The US should pursue a two-part international trade strategy to harmonise compliance and tackle trade barriers, according to the American Apparel and Footwear Association (AAFA).

In comments to US Trade Representative Michael Froman ahead of the National Trade Estimates Report on Foreign Trade Barriers, AAFA president and CEO Kevin Burke focused on challenges faced by apparel and footwear companies in key markets, such as Argentina, Brazil, Indonesia, China, Canada and Japan.

“In order to help sustain the apparel and footwear industry and many others in the United States, we ask USTR to undertake a global strategy in two parts,” Burke wrote.

“First, we urge you to work toward the harmonisation of global compliance requirements.

“Second, the US government must address the litany of tariff and non-tariff barriers facing American companies around the world.”

Burke highlighted in particular ongoing talks between the US and the European Union on the Transatlantic Trade and Investment Partnership (TTIP), and with Asian and Australasian countries on the Trans-Pacific Partnership (TPP).

And he drew attention to US companies selling clothes and shoes made in China, Vietnam and other Asian countries into a variety of markets around the world.

“These so-called ‘third country exports’ support thousands of US jobs, employing American workers in design, research and development, sourcing, marketing, sales and logistics,” Burke wrote.

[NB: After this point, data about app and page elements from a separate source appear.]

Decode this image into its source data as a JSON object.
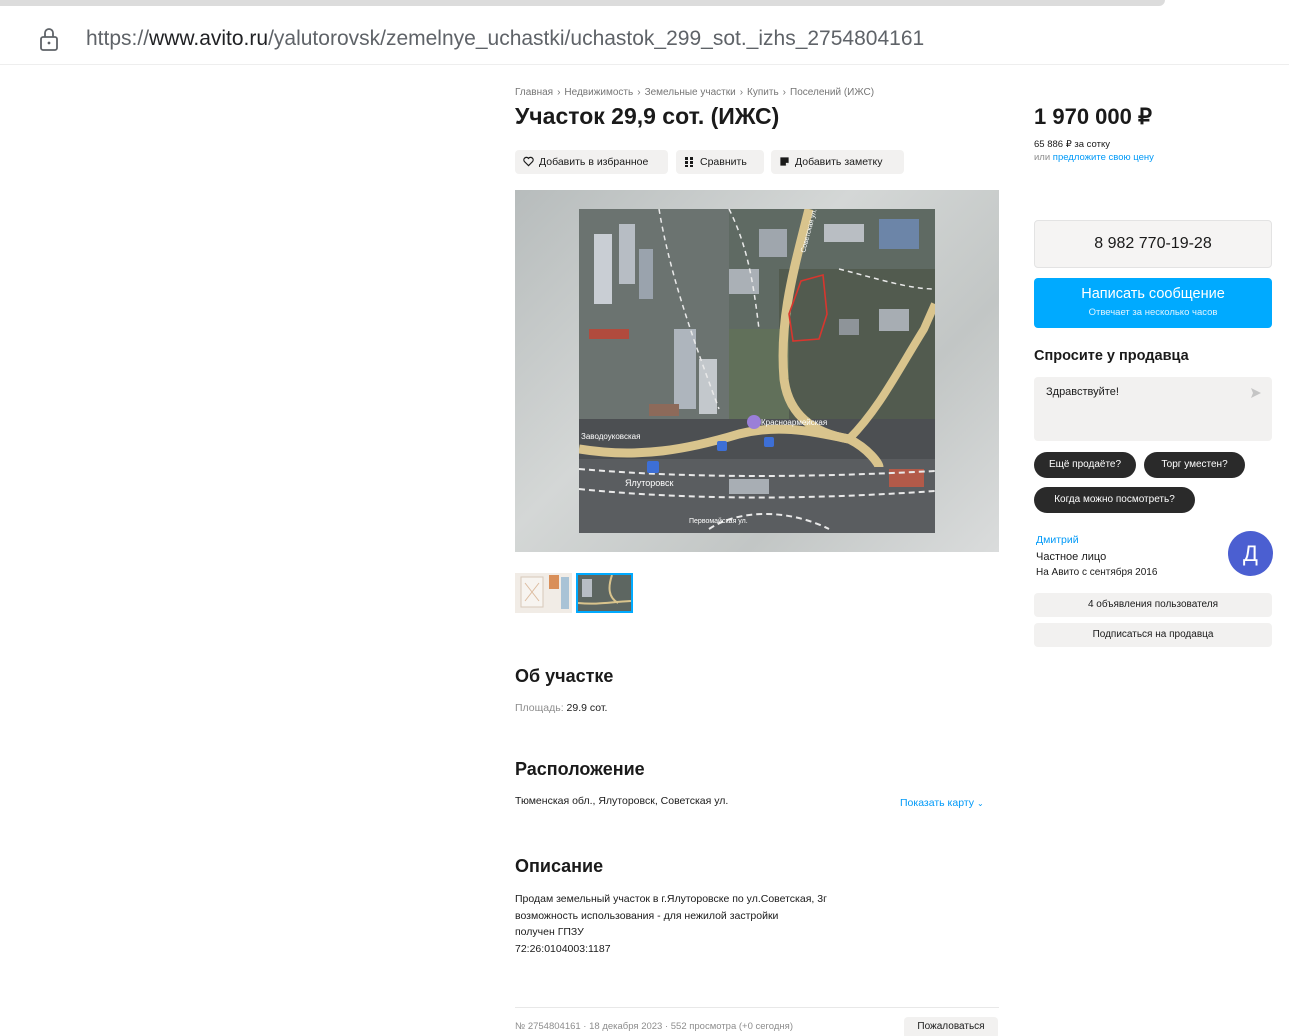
{
  "browser": {
    "url_prefix": "https://",
    "url_domain": "www.avito.ru",
    "url_path": "/yalutorovsk/zemelnye_uchastki/uchastok_299_sot._izhs_2754804161"
  },
  "breadcrumbs": [
    "Главная",
    "Недвижимость",
    "Земельные участки",
    "Купить",
    "Поселений (ИЖС)"
  ],
  "breadcrumb_separator": "›",
  "title": "Участок 29,9 сот. (ИЖС)",
  "actions": {
    "favorite": "Добавить в избранное",
    "compare": "Сравнить",
    "note": "Добавить заметку"
  },
  "map_labels": {
    "station": "Ялуторовск",
    "street_west": "Заводоуковская",
    "street_east": "Красноармейская",
    "street_north": "Советская ул.",
    "street_bottom": "Первомайская ул."
  },
  "about": {
    "heading": "Об участке",
    "area_label": "Площадь:",
    "area_value": " 29.9 сот."
  },
  "location": {
    "heading": "Расположение",
    "address": "Тюменская обл., Ялуторовск, Советская ул.",
    "show_map": "Показать карту"
  },
  "description": {
    "heading": "Описание",
    "lines": [
      "Продам земельный участок в г.Ялуторовске по ул.Советская, 3г",
      "возможность использования - для нежилой застройки",
      "получен ГПЗУ",
      "72:26:0104003:1187"
    ]
  },
  "footer": {
    "meta": "№ 2754804161 · 18 декабря 2023 · 552 просмотра (+0 сегодня)",
    "complain": "Пожаловаться"
  },
  "sidebar": {
    "price": "1 970 000 ₽",
    "per_sotka": "65 886 ₽ за сотку",
    "offer_prefix": "или ",
    "offer_link": "предложите свою цену",
    "phone": "8 982 770-19-28",
    "message_button": "Написать сообщение",
    "message_sub": "Отвечает за несколько часов",
    "ask_heading": "Спросите у продавца",
    "ask_placeholder": "Здравствуйте!",
    "chips": [
      "Ещё продаёте?",
      "Торг уместен?",
      "Когда можно посмотреть?"
    ],
    "seller_name": "Дмитрий",
    "seller_type": "Частное лицо",
    "seller_since": "На Авито с сентября 2016",
    "avatar_letter": "Д",
    "listings_button": "4 объявления пользователя",
    "subscribe_button": "Подписаться на продавца"
  },
  "colors": {
    "accent_blue": "#00aaff",
    "link_blue": "#0099f7",
    "avatar_bg": "#4b5fd1",
    "chip_bg": "#2a2a2a"
  }
}
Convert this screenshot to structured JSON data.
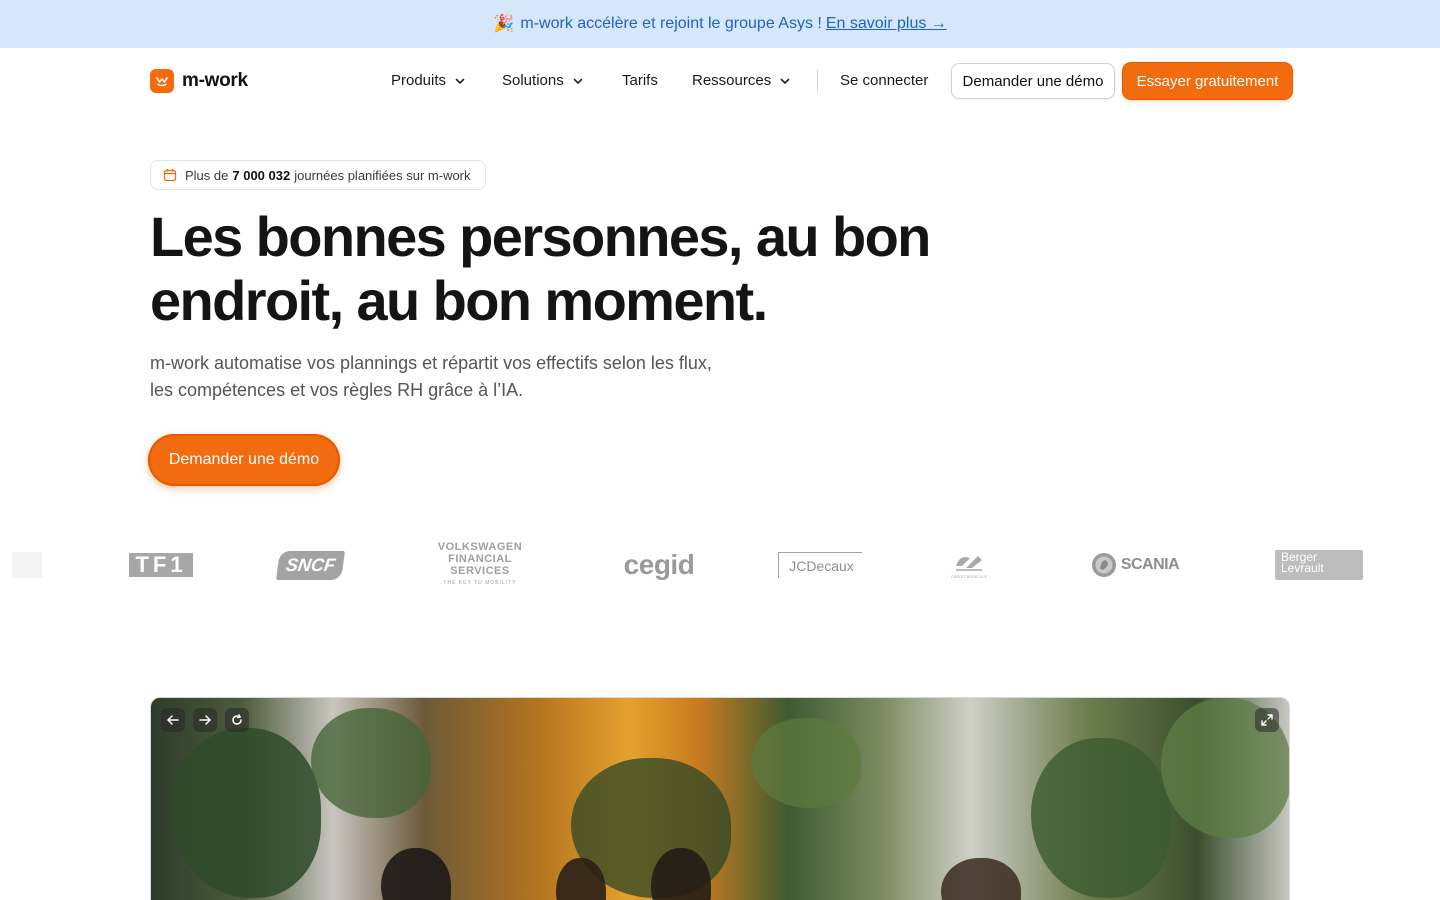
{
  "announcement": {
    "emoji": "🎉",
    "text": "m-work accélère et rejoint le groupe Asys !",
    "link": "En savoir plus →"
  },
  "header": {
    "logo_text": "m-work",
    "nav": [
      {
        "label": "Produits",
        "has_dropdown": true
      },
      {
        "label": "Solutions",
        "has_dropdown": true
      },
      {
        "label": "Tarifs",
        "has_dropdown": false
      },
      {
        "label": "Ressources",
        "has_dropdown": true
      }
    ],
    "login": "Se connecter",
    "demo_button": "Demander une démo",
    "trial_button": "Essayer gratuitement"
  },
  "hero": {
    "stat_prefix": "Plus de",
    "stat_value": "7 000 032",
    "stat_suffix": "journées planifiées sur m-work",
    "headline": "Les bonnes personnes, au bon endroit, au bon moment.",
    "subtext_line1": "m-work automatise vos plannings et répartit vos effectifs selon les flux,",
    "subtext_line2": "les compétences et vos règles RH grâce à l’IA.",
    "cta": "Demander une démo"
  },
  "clients": {
    "tf1": "TF1",
    "sncf": "SNCF",
    "vw_line1": "VOLKSWAGEN",
    "vw_line2": "FINANCIAL SERVICES",
    "vw_line3": "THE KEY TO MOBILITY",
    "cegid": "cegid",
    "jcdecaux": "JCDecaux",
    "credit_agricole": "CRÉDIT AGRICOLE",
    "scania": "SCANIA",
    "berger_line1": "Berger",
    "berger_line2": "Levrault"
  },
  "colors": {
    "brand_orange": "#f26b0f",
    "announce_bg": "#d6e7fb",
    "announce_text": "#1c64c8"
  }
}
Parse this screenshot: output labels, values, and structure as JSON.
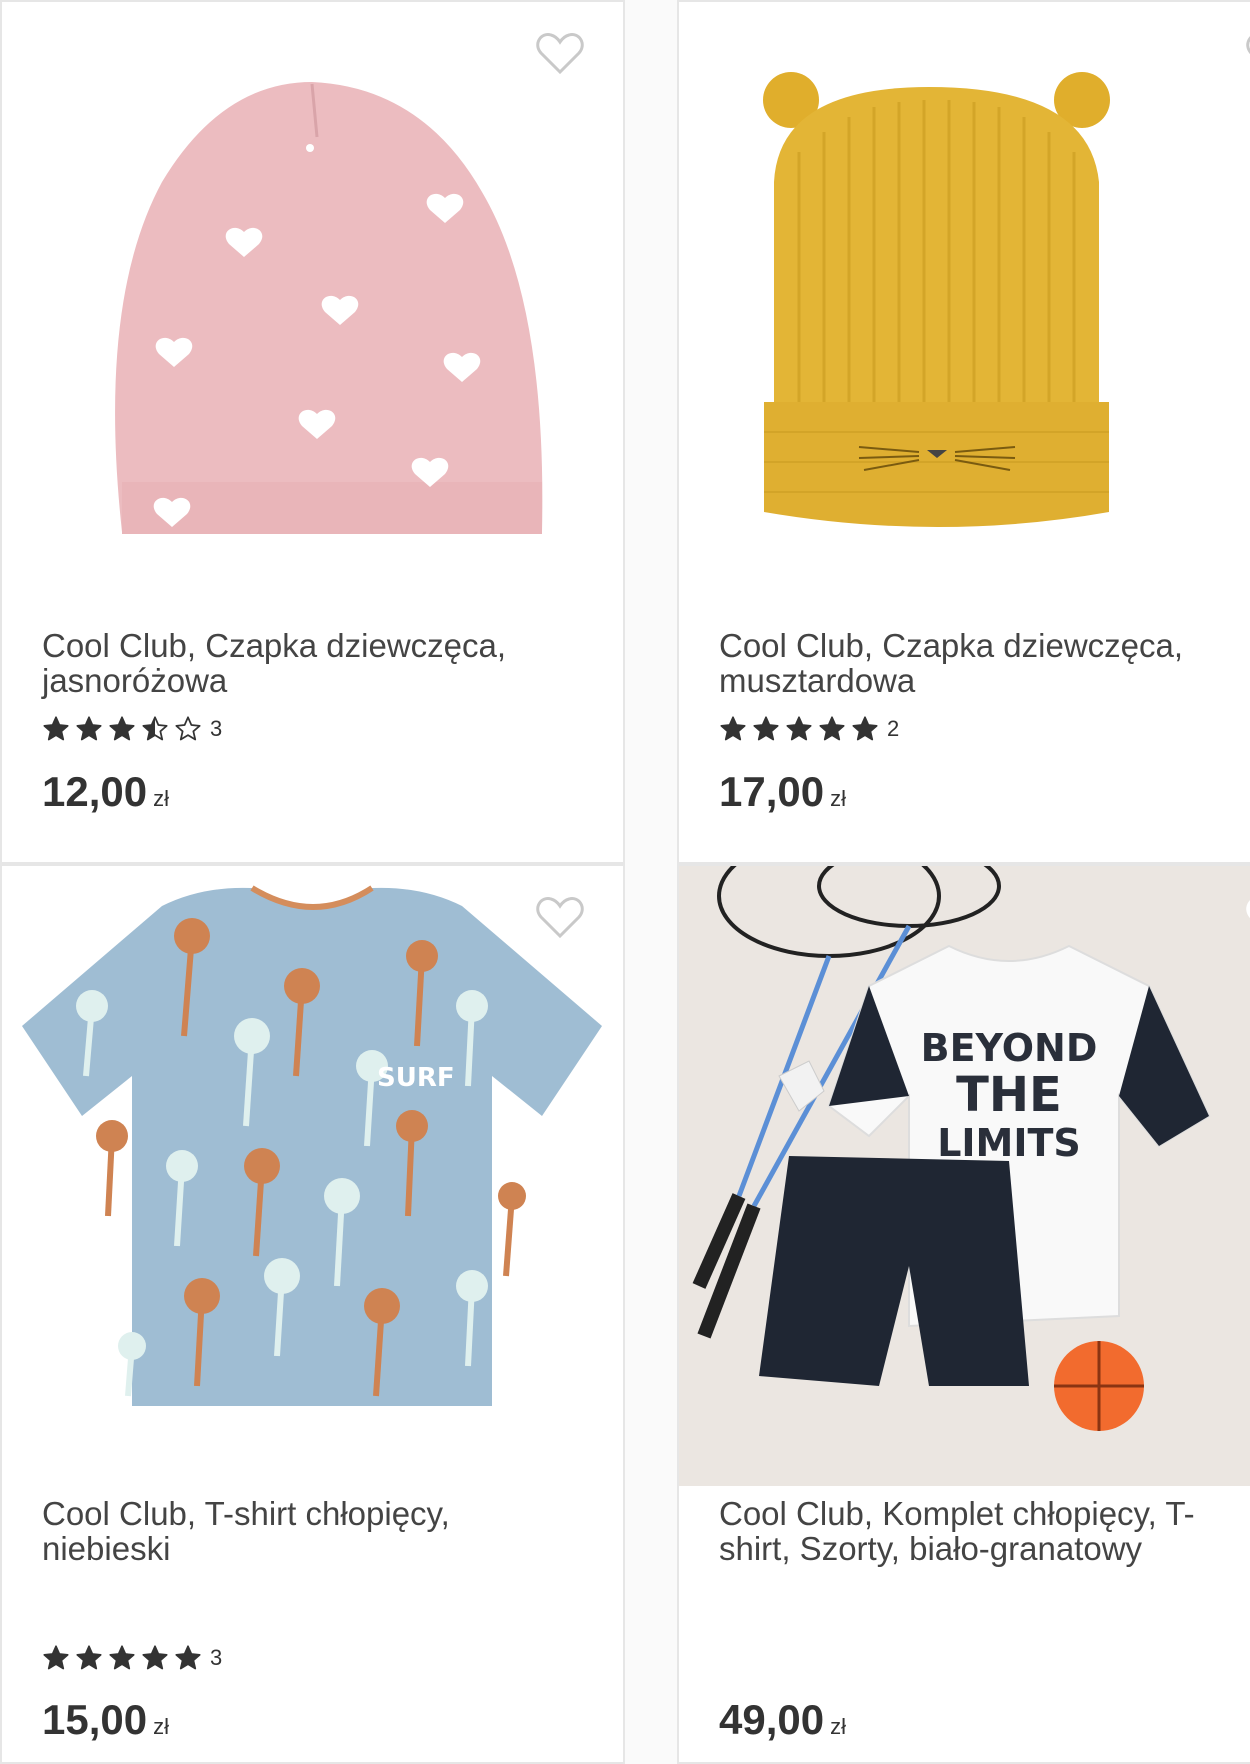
{
  "products": [
    {
      "title": "Cool Club, Czapka dziewczęca, jasnoróżowa",
      "rating": 3.5,
      "reviews": "3",
      "price": "12,00",
      "currency": "zł",
      "image": "pink-beanie-with-hearts"
    },
    {
      "title": "Cool Club, Czapka dziewczęca, musztardowa",
      "rating": 5,
      "reviews": "2",
      "price": "17,00",
      "currency": "zł",
      "image": "mustard-knit-hat-with-ears"
    },
    {
      "title": "Cool Club, T-shirt chłopięcy, niebieski",
      "rating": 5,
      "reviews": "3",
      "price": "15,00",
      "currency": "zł",
      "image": "blue-palm-tshirt",
      "print_text": "SURF"
    },
    {
      "title": "Cool Club, Komplet chłopięcy, T-shirt, Szorty, biało-granatowy",
      "price": "49,00",
      "currency": "zł",
      "image": "sport-set-with-rackets",
      "print_text": [
        "BEYOND",
        "THE",
        "LIMITS"
      ]
    }
  ],
  "colors": {
    "pink_hat": "#ecbcc0",
    "mustard_hat": "#e3b536",
    "blue_tshirt": "#9fbdd3",
    "palm_orange": "#cf8352",
    "navy": "#1f2633",
    "star": "#333333",
    "heart_outline": "#c9c9c9"
  }
}
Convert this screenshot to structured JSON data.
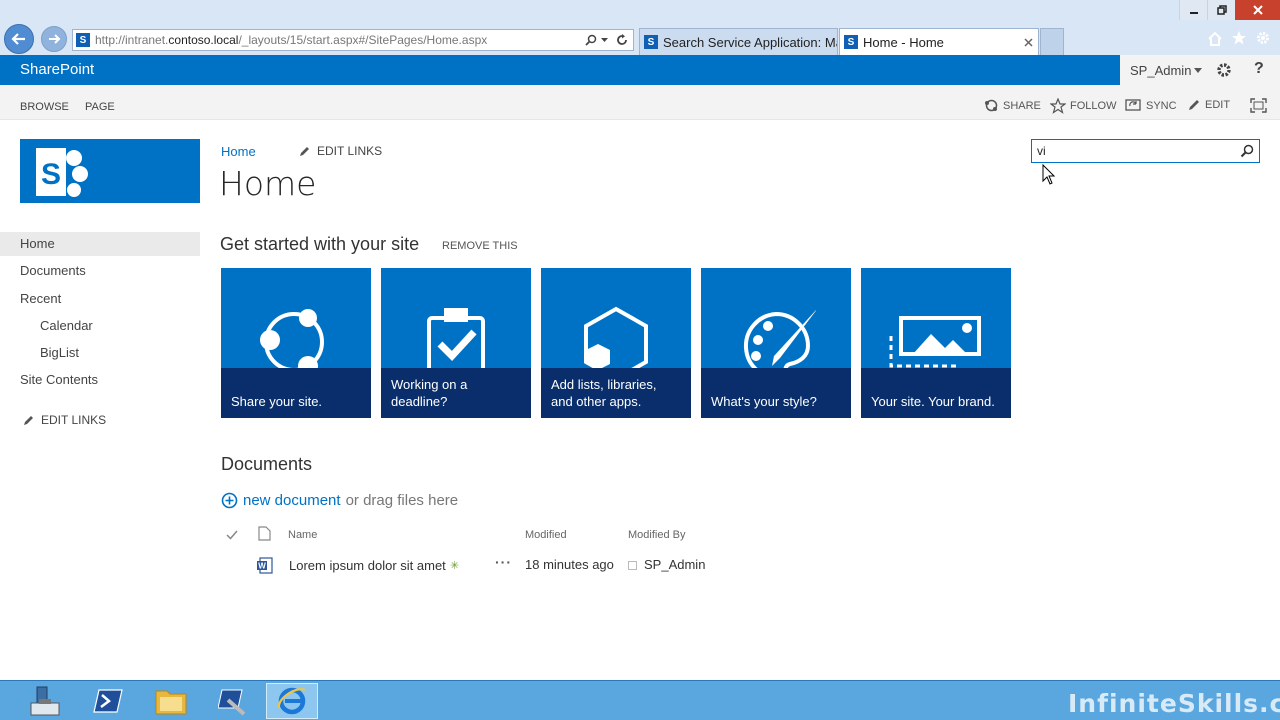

“We urge the US government to give serious time and consideration to slowing the aggressive use of trade remedy laws, safeguard measures, and other restrictions not only against US-made products, but also against US-branded products made in other countries.”